**Description of the task:** Scan the records below and copy every line that contains the string "image".

Records contained in a dataset

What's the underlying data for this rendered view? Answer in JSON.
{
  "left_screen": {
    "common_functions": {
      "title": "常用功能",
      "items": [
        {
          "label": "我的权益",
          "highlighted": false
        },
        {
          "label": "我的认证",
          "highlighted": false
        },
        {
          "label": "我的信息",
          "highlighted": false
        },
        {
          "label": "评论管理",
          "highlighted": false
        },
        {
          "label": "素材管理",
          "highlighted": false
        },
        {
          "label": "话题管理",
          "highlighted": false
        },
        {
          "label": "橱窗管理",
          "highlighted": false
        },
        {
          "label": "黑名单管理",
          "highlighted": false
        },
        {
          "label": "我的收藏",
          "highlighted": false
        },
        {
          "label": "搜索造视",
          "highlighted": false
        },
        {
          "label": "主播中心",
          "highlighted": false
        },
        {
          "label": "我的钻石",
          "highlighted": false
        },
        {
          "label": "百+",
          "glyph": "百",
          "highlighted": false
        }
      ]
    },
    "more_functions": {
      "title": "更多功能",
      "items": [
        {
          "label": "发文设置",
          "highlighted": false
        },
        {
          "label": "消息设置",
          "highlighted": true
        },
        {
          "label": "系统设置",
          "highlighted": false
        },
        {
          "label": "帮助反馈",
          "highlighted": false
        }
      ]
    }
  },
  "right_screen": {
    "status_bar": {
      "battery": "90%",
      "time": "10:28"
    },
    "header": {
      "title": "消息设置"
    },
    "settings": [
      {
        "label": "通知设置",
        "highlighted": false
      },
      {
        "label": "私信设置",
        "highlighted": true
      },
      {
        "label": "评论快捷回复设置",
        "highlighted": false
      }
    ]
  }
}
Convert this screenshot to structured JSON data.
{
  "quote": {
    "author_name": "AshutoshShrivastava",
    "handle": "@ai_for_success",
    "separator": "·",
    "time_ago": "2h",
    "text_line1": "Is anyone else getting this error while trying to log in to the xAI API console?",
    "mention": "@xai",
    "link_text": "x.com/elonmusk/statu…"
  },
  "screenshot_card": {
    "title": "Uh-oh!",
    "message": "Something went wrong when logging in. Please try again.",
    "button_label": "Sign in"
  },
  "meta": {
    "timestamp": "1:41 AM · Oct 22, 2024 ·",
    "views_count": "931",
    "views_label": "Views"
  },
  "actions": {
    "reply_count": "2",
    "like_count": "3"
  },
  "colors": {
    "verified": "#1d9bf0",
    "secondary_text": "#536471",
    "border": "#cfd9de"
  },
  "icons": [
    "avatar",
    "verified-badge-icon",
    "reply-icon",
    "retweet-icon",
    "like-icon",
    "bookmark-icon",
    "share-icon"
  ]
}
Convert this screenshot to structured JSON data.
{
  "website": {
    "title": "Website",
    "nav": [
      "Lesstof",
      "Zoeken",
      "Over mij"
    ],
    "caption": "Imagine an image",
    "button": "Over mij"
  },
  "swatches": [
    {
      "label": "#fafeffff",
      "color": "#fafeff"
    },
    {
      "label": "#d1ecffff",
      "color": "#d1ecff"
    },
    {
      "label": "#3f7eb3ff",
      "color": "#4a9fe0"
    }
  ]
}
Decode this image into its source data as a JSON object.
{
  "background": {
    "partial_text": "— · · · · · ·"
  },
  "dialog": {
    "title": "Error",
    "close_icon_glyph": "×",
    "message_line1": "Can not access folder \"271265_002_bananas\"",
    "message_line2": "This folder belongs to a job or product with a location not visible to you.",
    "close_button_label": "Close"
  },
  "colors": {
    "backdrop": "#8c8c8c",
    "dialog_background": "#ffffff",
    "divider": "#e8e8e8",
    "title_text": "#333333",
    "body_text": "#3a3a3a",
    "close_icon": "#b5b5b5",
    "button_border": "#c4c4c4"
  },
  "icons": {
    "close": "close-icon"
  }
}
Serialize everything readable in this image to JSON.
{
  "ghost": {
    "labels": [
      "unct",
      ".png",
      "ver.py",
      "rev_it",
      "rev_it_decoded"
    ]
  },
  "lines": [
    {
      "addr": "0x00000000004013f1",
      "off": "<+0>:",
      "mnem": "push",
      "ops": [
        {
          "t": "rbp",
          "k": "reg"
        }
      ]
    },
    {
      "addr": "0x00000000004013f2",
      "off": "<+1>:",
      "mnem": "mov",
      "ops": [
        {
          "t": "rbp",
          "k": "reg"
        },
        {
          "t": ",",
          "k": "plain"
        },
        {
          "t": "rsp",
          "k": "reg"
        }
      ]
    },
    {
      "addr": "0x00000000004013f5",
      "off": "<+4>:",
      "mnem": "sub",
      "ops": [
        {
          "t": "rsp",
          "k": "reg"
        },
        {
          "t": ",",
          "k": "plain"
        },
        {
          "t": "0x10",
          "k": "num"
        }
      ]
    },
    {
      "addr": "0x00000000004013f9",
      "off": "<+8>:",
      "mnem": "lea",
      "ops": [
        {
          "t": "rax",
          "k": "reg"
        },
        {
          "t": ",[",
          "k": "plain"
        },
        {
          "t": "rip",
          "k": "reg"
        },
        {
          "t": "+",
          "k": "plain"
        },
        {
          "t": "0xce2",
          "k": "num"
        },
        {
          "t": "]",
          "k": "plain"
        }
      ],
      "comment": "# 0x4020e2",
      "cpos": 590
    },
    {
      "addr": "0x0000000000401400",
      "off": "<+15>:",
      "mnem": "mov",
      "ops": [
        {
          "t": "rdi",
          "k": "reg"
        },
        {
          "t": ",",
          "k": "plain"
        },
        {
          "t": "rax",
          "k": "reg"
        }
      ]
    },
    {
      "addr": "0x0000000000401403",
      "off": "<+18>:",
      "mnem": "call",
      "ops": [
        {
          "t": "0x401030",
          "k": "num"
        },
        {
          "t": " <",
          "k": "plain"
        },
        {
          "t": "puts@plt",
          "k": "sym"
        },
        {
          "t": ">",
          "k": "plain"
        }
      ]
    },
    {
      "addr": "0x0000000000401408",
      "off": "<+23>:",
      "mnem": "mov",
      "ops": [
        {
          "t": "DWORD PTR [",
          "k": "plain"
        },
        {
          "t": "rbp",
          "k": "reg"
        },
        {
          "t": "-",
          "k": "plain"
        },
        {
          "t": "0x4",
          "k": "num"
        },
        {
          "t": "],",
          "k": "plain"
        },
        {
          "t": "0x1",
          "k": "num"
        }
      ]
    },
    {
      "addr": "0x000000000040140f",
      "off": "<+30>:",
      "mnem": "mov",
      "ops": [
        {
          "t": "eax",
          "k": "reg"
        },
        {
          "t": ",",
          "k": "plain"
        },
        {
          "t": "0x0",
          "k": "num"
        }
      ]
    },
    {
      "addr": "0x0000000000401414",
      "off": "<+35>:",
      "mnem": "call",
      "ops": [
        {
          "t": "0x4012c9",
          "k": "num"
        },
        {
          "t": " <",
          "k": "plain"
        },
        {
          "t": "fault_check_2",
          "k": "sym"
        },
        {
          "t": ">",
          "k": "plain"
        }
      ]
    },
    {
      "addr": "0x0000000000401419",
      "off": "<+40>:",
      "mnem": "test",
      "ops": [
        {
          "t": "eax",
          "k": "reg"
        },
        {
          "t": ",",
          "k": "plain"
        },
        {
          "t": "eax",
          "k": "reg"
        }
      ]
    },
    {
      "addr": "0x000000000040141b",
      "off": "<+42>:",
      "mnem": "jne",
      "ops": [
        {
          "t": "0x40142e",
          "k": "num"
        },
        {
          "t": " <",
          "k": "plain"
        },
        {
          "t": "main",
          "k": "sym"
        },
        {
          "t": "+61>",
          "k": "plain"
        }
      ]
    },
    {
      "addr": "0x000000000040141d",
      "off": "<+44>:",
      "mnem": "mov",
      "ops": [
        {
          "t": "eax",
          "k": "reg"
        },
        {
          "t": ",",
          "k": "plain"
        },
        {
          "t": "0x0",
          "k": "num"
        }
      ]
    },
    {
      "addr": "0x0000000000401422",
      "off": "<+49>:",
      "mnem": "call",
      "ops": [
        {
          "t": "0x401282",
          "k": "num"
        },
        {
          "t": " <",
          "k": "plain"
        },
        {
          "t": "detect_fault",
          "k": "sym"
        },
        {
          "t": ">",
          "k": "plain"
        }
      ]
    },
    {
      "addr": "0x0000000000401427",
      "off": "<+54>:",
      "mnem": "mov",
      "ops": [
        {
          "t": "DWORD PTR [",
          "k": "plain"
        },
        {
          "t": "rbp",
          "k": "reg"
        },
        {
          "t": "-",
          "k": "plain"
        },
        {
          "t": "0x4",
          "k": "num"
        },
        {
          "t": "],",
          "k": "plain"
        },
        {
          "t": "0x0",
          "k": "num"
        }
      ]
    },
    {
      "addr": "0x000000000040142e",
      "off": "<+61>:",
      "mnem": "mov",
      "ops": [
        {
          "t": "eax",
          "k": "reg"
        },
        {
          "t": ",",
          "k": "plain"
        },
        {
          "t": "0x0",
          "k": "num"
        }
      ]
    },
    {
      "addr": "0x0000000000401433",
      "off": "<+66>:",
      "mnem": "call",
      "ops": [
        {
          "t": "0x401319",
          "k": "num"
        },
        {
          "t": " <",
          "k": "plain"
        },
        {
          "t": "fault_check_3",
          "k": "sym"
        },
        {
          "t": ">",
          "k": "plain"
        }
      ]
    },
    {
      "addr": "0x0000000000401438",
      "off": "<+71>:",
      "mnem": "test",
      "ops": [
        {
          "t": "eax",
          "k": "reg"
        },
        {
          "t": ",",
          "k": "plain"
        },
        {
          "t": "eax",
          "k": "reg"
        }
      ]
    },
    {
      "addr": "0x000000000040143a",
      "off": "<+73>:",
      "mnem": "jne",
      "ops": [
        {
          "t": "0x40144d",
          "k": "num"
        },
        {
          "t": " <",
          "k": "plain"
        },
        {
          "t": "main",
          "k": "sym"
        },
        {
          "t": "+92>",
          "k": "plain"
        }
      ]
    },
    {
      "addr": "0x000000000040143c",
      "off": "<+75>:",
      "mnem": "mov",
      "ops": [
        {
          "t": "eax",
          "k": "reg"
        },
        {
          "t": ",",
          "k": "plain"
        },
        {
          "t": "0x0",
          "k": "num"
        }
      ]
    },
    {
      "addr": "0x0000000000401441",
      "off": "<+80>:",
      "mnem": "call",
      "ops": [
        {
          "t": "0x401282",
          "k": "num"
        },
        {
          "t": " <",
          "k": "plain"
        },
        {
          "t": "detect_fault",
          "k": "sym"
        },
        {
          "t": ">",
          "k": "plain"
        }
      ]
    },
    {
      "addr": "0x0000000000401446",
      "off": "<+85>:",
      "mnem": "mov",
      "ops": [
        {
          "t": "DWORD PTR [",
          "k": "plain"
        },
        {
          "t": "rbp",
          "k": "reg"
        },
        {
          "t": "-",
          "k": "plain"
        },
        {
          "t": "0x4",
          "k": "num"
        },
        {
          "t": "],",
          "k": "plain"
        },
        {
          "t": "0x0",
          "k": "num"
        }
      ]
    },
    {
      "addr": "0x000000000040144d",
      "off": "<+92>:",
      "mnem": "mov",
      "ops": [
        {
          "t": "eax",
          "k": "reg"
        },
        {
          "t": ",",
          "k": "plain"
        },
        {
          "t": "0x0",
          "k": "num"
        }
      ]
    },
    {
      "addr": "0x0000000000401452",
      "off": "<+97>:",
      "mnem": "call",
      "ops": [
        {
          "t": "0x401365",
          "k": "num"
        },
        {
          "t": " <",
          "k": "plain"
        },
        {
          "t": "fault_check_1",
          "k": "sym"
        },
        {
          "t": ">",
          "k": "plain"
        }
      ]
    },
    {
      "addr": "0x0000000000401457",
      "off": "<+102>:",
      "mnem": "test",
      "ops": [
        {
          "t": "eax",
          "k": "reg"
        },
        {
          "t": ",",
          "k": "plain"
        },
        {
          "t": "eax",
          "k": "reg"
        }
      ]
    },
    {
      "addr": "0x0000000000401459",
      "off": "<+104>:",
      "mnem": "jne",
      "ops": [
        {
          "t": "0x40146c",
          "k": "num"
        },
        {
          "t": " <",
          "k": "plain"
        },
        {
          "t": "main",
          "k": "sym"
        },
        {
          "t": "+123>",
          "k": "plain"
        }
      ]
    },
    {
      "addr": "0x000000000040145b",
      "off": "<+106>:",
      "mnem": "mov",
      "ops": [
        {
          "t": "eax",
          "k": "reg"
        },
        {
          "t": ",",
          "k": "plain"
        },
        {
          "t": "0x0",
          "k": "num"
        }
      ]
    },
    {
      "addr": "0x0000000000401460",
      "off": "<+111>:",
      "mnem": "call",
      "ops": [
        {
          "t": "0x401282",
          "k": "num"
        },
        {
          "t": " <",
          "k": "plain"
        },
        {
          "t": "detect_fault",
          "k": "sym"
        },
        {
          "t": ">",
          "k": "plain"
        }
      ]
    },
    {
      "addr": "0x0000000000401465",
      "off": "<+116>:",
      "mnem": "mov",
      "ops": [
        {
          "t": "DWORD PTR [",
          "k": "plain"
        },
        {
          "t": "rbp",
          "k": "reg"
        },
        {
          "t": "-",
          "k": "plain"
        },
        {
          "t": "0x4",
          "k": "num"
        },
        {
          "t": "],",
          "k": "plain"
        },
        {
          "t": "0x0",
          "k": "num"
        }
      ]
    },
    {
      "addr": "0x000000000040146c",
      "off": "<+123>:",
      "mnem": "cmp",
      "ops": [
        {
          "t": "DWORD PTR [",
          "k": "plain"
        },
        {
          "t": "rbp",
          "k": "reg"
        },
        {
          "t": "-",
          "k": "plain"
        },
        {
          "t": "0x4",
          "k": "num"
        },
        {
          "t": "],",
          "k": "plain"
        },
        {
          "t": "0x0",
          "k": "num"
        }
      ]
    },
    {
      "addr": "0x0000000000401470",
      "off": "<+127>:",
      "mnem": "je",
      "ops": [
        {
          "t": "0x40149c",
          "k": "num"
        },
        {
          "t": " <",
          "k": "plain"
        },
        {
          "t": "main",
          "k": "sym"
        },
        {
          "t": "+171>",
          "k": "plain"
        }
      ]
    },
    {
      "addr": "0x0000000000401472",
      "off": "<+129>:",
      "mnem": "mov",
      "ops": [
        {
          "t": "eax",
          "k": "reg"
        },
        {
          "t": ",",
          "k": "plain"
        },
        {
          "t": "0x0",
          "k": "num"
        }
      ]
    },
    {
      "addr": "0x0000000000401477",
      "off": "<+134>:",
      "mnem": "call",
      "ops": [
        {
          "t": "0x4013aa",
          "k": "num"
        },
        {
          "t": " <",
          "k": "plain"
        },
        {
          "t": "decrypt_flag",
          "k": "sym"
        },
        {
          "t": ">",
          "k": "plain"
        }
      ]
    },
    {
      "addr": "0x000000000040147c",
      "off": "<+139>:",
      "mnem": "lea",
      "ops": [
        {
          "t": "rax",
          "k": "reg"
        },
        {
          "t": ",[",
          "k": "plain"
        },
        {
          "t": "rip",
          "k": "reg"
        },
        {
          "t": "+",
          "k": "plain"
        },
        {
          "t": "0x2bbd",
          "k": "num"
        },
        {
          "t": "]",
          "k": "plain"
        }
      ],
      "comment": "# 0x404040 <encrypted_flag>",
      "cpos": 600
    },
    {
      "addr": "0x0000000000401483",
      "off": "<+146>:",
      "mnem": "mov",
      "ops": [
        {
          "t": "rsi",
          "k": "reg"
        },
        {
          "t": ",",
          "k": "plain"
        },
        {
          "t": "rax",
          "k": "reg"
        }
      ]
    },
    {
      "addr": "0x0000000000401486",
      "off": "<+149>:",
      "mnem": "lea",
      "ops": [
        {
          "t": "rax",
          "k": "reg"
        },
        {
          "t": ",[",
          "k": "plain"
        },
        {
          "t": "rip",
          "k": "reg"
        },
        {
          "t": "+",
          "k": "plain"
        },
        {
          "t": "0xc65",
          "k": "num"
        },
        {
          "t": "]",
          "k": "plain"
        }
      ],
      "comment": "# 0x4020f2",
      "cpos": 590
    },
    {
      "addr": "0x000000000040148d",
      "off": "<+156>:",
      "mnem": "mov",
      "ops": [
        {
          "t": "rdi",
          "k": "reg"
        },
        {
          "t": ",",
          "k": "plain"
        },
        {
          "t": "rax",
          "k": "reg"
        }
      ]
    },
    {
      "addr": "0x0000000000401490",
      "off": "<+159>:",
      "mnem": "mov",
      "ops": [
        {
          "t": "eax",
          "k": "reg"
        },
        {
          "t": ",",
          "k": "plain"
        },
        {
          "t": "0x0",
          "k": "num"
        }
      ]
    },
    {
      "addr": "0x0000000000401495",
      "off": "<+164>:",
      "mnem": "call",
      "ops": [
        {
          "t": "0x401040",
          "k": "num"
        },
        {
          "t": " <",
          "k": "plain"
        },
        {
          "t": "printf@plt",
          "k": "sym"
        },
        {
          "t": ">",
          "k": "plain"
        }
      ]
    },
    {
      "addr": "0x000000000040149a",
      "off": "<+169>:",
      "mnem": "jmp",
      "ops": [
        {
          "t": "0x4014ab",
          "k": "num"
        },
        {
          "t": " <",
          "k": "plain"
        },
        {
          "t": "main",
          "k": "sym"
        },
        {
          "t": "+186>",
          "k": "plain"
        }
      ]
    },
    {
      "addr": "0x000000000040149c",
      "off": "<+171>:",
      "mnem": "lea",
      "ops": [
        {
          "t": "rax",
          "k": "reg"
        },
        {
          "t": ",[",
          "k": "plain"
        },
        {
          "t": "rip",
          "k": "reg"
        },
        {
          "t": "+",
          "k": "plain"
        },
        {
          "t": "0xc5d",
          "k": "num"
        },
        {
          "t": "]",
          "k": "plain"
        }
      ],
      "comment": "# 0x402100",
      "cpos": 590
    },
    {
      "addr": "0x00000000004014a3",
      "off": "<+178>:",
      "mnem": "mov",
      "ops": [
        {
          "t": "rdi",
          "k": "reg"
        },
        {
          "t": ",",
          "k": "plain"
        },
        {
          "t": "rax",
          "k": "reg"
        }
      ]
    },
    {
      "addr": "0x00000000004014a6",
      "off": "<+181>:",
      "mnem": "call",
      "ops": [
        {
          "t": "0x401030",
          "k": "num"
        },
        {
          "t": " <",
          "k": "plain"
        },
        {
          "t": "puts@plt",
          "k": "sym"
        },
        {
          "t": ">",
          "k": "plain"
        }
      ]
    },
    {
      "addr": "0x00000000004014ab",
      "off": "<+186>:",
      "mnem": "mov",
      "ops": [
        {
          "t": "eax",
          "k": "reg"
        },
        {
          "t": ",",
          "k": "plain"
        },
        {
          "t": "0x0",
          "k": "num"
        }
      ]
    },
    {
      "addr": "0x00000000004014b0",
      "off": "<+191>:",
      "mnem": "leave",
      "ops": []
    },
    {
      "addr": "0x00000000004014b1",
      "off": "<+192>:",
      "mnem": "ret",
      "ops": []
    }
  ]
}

**Exercise result:**
    "caption": "Imagine an image",
Decode this image into its source data as a JSON object.
Serialize everything readable in this image to JSON.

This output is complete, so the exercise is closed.